:: Supplied entries

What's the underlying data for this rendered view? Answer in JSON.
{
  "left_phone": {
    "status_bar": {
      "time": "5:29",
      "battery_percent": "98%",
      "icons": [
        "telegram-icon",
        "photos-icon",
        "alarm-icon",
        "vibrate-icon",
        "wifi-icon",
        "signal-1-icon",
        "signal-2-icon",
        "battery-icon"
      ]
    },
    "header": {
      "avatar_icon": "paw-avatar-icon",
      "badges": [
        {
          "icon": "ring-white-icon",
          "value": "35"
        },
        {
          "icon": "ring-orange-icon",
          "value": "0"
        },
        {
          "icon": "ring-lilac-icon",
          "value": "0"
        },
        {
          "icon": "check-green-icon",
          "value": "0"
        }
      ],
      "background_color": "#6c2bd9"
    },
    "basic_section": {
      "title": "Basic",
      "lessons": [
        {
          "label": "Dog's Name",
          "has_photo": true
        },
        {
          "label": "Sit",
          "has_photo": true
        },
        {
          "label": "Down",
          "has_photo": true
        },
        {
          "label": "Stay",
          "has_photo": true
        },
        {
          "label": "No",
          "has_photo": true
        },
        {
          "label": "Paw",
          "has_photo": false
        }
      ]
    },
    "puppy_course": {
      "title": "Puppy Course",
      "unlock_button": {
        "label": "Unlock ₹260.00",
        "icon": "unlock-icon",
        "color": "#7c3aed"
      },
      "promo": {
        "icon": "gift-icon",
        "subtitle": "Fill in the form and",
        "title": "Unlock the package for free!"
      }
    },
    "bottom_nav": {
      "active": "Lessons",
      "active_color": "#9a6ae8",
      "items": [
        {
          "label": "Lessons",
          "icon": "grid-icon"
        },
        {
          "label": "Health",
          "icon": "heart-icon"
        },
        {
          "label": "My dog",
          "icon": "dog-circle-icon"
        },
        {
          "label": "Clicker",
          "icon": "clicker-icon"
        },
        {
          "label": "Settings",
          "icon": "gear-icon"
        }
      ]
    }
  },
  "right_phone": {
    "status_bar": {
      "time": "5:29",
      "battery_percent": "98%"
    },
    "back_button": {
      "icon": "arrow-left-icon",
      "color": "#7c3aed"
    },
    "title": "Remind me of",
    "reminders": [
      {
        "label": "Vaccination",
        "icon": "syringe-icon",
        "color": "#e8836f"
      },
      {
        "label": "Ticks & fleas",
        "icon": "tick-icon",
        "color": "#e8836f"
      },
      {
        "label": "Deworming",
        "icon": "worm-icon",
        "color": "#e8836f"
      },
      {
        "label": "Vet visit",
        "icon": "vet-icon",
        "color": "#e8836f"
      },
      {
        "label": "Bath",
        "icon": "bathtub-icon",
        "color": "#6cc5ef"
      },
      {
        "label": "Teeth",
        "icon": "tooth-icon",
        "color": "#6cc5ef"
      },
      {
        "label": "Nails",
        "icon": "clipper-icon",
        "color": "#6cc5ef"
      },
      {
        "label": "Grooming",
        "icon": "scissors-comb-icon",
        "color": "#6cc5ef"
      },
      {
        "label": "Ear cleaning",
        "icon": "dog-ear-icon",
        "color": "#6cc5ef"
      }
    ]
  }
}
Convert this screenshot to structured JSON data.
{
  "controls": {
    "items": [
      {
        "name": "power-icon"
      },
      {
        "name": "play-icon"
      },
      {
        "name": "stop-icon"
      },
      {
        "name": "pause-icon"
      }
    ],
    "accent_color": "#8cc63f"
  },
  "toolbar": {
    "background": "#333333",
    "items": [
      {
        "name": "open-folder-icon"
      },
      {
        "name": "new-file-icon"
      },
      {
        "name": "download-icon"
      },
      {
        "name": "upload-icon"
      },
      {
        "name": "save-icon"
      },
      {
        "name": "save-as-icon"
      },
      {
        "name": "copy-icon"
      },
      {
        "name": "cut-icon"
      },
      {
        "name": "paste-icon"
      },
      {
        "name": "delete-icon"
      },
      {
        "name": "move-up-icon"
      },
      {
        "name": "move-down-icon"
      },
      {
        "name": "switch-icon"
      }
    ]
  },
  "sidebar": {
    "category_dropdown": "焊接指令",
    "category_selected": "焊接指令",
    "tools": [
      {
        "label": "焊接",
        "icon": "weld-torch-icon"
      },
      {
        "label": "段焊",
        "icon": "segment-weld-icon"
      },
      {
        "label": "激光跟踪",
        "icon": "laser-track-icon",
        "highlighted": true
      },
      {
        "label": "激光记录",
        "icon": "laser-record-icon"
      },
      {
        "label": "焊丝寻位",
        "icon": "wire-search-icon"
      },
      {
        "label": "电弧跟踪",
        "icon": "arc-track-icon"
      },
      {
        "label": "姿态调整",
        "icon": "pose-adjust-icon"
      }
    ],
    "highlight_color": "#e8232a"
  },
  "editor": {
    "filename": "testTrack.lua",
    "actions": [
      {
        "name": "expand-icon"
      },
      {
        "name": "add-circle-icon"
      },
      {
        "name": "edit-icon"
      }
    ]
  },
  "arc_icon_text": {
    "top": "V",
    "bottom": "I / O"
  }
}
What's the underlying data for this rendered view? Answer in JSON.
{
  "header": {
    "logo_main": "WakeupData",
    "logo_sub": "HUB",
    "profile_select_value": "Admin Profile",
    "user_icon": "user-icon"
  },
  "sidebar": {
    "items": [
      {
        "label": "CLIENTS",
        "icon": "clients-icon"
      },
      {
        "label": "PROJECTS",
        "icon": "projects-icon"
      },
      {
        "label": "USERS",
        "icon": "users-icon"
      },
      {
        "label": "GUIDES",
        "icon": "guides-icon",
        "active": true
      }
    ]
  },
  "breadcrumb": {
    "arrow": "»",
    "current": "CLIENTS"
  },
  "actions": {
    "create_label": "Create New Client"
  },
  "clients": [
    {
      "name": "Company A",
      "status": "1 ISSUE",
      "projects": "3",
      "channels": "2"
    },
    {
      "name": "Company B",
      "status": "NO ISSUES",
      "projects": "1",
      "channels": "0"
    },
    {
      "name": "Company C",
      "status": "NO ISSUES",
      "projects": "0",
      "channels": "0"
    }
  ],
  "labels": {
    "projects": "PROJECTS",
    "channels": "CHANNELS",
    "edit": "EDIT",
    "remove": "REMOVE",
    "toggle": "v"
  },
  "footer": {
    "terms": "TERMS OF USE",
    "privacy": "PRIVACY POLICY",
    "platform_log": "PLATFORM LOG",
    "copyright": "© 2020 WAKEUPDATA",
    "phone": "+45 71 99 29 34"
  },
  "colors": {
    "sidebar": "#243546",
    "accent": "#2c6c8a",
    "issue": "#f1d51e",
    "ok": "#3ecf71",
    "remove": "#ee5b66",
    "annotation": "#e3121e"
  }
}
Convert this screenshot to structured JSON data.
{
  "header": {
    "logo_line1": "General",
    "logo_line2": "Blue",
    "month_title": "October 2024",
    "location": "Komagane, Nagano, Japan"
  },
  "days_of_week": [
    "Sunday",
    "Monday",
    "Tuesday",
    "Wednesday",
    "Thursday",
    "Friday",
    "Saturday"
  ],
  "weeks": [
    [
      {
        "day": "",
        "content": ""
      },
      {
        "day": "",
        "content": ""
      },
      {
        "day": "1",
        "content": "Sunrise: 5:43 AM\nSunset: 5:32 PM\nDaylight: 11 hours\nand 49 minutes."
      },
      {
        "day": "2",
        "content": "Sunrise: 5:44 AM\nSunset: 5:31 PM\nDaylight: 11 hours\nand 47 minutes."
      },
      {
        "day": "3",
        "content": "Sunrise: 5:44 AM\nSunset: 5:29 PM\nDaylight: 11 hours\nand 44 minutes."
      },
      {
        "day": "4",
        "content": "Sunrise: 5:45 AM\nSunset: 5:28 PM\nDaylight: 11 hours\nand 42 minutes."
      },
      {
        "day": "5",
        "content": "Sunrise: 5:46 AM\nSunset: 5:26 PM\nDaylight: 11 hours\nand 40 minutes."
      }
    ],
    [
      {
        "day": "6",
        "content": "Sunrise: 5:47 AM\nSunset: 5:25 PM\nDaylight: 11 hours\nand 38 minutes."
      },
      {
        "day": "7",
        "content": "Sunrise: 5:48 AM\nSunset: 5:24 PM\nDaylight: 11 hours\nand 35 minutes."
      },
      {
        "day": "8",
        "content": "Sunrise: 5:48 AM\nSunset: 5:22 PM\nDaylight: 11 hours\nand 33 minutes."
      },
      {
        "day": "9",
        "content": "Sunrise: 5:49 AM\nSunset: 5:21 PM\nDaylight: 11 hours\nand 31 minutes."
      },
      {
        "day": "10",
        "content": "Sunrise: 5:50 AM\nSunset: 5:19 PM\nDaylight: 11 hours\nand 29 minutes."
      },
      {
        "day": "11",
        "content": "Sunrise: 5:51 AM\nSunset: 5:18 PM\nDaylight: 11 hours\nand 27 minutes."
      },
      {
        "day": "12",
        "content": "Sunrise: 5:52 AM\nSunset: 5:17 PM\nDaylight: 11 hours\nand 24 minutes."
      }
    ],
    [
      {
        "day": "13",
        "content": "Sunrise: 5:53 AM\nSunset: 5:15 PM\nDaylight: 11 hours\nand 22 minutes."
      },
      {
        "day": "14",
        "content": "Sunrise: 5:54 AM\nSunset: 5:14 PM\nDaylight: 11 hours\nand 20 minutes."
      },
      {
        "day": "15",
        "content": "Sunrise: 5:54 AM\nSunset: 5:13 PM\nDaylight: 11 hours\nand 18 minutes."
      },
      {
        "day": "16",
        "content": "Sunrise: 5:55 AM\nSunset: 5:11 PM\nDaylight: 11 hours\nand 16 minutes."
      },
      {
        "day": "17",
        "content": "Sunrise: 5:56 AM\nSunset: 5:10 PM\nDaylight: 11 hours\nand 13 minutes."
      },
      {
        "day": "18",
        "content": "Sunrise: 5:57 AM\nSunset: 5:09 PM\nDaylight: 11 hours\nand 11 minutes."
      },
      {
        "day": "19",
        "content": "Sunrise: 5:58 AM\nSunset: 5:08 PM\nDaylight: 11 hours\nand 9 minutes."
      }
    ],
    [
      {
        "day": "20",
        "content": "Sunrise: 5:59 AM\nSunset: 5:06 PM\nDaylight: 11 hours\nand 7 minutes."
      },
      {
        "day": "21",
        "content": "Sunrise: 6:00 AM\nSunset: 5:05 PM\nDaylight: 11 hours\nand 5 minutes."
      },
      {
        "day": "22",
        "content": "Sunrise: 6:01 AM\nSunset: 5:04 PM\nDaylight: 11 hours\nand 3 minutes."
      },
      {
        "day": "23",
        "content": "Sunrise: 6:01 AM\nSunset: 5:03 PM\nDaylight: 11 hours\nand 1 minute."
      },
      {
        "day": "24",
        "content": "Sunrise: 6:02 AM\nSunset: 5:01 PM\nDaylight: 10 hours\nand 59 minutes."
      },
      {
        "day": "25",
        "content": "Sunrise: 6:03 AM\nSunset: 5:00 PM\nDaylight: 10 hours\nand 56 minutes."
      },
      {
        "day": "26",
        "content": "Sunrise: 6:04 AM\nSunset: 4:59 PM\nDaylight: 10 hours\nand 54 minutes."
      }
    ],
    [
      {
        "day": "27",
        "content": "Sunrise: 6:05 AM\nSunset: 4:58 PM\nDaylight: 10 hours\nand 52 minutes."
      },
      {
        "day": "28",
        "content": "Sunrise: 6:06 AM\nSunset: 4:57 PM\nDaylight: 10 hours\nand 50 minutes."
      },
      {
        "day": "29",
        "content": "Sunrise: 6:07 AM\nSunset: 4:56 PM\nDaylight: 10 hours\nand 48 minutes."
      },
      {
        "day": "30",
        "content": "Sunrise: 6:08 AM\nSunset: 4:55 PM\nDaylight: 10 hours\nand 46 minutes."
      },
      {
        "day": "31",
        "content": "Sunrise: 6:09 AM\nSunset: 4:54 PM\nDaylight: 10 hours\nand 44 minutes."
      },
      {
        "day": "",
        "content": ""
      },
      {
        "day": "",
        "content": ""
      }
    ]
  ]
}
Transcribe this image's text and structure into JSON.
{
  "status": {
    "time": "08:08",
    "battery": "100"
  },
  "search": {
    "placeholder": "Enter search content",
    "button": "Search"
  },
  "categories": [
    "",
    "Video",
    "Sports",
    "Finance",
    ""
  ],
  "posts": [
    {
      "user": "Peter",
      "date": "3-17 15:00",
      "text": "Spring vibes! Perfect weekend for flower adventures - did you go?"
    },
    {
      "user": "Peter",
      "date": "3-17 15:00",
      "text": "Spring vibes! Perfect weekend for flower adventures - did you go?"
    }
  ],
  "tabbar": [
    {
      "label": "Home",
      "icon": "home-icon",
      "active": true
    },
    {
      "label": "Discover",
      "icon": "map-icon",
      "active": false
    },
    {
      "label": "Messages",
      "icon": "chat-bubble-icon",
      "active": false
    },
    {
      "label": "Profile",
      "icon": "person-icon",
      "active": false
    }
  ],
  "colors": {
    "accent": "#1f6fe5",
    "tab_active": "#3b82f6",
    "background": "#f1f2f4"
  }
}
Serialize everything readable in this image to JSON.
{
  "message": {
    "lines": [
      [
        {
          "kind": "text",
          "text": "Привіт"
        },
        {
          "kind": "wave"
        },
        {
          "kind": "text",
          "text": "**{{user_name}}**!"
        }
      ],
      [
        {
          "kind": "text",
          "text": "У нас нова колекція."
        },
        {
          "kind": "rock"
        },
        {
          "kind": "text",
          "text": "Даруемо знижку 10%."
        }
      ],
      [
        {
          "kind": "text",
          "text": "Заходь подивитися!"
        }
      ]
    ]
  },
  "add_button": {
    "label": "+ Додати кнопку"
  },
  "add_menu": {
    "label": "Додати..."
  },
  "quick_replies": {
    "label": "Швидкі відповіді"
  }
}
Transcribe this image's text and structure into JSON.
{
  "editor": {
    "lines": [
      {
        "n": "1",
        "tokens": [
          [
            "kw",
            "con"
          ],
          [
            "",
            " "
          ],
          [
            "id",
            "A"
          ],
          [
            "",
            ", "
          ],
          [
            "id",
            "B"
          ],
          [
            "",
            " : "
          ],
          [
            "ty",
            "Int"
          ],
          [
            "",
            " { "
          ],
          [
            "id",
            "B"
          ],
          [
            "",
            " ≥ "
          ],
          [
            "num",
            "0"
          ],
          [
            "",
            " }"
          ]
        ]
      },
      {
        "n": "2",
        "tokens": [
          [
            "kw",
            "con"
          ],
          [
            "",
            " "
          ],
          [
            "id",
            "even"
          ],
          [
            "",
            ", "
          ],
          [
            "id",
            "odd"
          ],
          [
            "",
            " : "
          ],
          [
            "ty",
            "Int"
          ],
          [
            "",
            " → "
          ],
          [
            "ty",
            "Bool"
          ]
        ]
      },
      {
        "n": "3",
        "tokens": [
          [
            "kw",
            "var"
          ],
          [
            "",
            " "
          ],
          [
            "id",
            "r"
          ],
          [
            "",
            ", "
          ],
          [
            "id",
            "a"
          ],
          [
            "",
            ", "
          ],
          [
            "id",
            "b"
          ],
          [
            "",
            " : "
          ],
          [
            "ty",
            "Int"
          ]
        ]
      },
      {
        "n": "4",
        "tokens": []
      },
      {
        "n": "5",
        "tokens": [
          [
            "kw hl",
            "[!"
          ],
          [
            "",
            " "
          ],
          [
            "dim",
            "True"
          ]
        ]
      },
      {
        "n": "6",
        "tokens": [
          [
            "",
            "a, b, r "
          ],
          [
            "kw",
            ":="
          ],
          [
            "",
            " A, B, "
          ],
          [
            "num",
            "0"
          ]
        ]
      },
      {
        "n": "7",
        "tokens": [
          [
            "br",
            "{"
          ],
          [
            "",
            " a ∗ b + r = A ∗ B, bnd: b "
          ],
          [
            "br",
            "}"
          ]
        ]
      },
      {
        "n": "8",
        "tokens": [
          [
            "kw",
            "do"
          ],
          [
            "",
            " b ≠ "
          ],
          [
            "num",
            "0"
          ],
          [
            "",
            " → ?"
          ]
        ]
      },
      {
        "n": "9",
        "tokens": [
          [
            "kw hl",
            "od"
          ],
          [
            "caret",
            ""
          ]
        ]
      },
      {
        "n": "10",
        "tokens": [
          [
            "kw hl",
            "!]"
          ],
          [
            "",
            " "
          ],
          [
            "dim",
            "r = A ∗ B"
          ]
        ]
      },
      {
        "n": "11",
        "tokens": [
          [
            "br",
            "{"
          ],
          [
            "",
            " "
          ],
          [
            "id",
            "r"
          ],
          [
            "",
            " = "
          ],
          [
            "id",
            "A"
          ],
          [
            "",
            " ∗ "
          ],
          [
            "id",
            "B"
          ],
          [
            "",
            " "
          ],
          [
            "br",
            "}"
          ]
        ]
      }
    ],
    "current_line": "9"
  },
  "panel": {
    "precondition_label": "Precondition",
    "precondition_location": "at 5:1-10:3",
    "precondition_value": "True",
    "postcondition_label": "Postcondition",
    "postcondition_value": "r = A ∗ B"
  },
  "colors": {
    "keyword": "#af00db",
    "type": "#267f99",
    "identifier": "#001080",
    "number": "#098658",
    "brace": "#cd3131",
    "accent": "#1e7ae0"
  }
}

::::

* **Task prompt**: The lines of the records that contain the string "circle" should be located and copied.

* **Reply to the task**:
          "icon": "dog-circle-icon"
        "name": "add-circle-icon"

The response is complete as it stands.